(Saved data entries)
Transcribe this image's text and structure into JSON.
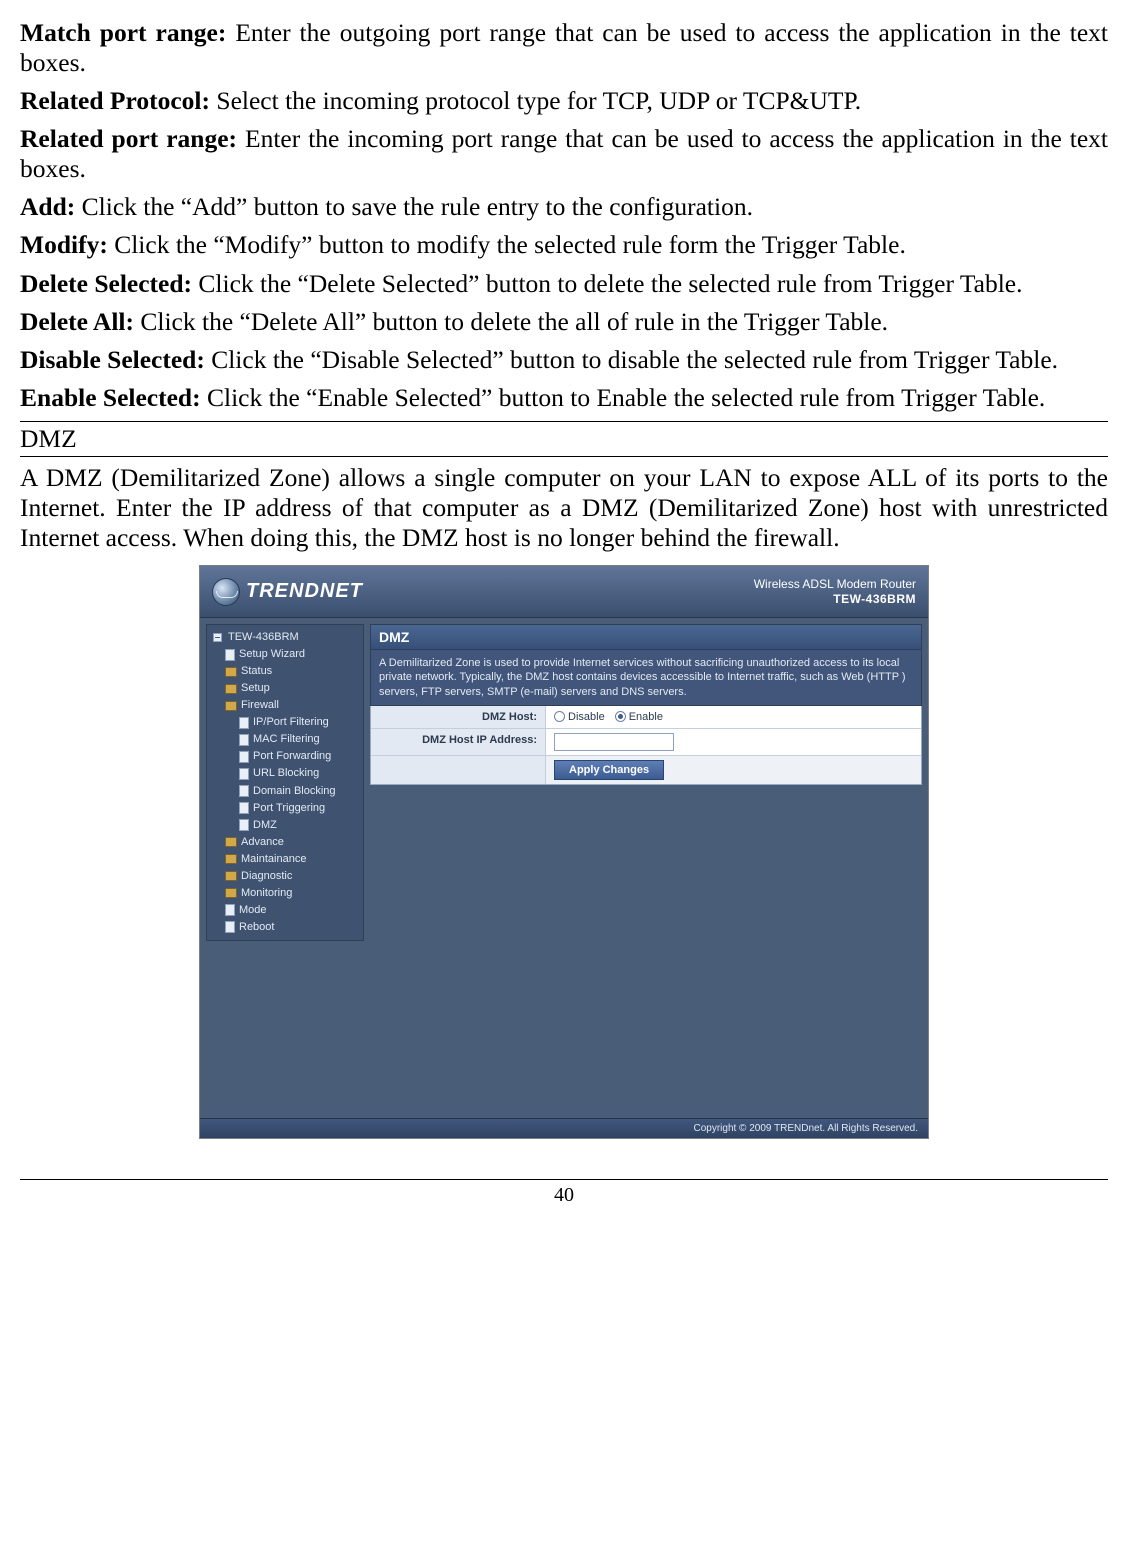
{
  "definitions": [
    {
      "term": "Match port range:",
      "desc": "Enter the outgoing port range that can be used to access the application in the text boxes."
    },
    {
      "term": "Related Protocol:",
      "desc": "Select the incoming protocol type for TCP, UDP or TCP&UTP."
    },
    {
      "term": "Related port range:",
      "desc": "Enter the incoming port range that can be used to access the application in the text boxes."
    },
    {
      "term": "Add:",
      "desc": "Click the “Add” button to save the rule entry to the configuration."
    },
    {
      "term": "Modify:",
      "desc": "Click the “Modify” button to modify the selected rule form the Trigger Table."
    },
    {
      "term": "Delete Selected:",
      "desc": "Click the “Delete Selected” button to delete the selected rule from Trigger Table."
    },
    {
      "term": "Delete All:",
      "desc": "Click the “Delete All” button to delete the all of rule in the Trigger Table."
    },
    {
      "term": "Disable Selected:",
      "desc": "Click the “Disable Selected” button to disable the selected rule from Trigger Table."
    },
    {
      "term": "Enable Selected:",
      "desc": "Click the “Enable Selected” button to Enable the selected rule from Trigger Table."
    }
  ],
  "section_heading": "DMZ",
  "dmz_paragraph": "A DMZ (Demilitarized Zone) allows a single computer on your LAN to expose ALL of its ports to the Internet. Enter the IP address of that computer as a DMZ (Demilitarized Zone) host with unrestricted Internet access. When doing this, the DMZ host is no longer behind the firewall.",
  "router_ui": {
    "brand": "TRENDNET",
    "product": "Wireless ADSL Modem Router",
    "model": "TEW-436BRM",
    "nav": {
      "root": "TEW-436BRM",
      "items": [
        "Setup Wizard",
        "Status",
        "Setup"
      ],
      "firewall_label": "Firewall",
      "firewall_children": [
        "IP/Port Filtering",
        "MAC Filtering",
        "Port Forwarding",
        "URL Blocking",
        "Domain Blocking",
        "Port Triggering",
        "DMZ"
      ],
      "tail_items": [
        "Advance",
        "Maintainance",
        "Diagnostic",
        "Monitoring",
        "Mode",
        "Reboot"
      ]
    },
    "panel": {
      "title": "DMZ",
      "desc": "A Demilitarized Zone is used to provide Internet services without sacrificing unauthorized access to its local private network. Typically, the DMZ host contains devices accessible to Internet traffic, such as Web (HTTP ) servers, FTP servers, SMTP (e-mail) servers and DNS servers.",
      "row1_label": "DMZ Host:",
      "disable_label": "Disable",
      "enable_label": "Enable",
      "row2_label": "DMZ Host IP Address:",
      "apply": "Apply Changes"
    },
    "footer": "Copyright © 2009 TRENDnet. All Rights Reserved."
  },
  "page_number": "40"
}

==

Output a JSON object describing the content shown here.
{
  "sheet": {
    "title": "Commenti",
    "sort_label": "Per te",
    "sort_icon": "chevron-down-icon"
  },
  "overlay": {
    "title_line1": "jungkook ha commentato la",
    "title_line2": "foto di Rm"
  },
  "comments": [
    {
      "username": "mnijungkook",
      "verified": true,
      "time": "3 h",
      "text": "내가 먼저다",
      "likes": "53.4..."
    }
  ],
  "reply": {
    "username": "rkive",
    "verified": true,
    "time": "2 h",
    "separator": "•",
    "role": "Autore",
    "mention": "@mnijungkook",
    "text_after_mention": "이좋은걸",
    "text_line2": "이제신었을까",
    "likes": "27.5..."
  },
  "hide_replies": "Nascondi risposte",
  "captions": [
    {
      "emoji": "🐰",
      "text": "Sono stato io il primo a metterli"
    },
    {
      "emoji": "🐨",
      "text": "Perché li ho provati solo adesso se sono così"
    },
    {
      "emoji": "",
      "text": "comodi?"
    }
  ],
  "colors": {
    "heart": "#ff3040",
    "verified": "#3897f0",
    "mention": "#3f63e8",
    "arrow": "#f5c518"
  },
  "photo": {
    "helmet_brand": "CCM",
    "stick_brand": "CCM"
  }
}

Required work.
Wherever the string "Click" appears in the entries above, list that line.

The completed task.
      "desc": "Click the “Add” button to save the rule entry to the configuration."
      "desc": "Click the “Modify” button to modify the selected rule form the Trigger Table."
      "desc": "Click the “Delete Selected” button to delete the selected rule from Trigger Table."
      "desc": "Click the “Delete All” button to delete the all of rule in the Trigger Table."
      "desc": "Click the “Disable Selected” button to disable the selected rule from Trigger Table."
      "desc": "Click the “Enable Selected” button to Enable the selected rule from Trigger Table."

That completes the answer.